**TASK DETAILS:**
Each entry is to be retyped exactly as it stands.

Recorded data:
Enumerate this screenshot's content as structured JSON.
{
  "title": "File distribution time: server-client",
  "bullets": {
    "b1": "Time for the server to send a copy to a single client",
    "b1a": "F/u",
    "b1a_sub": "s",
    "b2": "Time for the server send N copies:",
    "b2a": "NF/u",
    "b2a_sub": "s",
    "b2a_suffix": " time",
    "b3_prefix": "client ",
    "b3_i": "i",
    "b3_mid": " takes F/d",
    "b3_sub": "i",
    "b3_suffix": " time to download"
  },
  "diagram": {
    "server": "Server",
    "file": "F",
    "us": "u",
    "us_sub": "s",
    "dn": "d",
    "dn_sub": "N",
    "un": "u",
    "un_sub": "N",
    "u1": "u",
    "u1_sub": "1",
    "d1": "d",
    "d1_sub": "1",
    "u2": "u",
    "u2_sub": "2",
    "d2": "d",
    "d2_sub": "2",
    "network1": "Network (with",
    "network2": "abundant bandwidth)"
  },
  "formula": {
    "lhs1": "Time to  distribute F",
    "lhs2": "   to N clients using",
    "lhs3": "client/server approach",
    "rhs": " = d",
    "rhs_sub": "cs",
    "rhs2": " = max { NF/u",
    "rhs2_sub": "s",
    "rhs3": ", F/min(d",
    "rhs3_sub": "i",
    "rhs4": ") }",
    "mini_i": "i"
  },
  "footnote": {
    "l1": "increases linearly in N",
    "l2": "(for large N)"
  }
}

**EXERCISE ANSWER:**
Enumerate this screenshot's content as structured JSON.
{
  "title": "File distribution time: server-client",
  "bullets": {
    "b1": "Time for the server to send a copy to a single client",
    "b1a": "F/u",
    "b1a_sub": "s",
    "b2": "Time for the server send N copies:",
    "b2a": "NF/u",
    "b2a_sub": "s",
    "b2a_suffix": " time",
    "b3_prefix": "client ",
    "b3_i": "i",
    "b3_mid": " takes F/d",
    "b3_sub": "i",
    "b3_suffix": " time to download"
  },
  "diagram": {
    "server": "Server",
    "file": "F",
    "us": "u",
    "us_sub": "s",
    "dn": "d",
    "dn_sub": "N",
    "un": "u",
    "un_sub": "N",
    "u1": "u",
    "u1_sub": "1",
    "d1": "d",
    "d1_sub": "1",
    "u2": "u",
    "u2_sub": "2",
    "d2": "d",
    "d2_sub": "2",
    "network1": "Network (with",
    "network2": "abundant bandwidth)"
  },
  "formula": {
    "lhs1": "Time to  distribute F",
    "lhs2": "   to N clients using",
    "lhs3": "client/server approach",
    "rhs": " = d",
    "rhs_sub": "cs",
    "rhs2": " = max { NF/u",
    "rhs2_sub": "s",
    "rhs3": ", F/min(d",
    "rhs3_sub": "i",
    "rhs4": ") }",
    "mini_i": "i"
  },
  "footnote": {
    "l1": "increases linearly in N",
    "l2": "(for large N)"
  }
}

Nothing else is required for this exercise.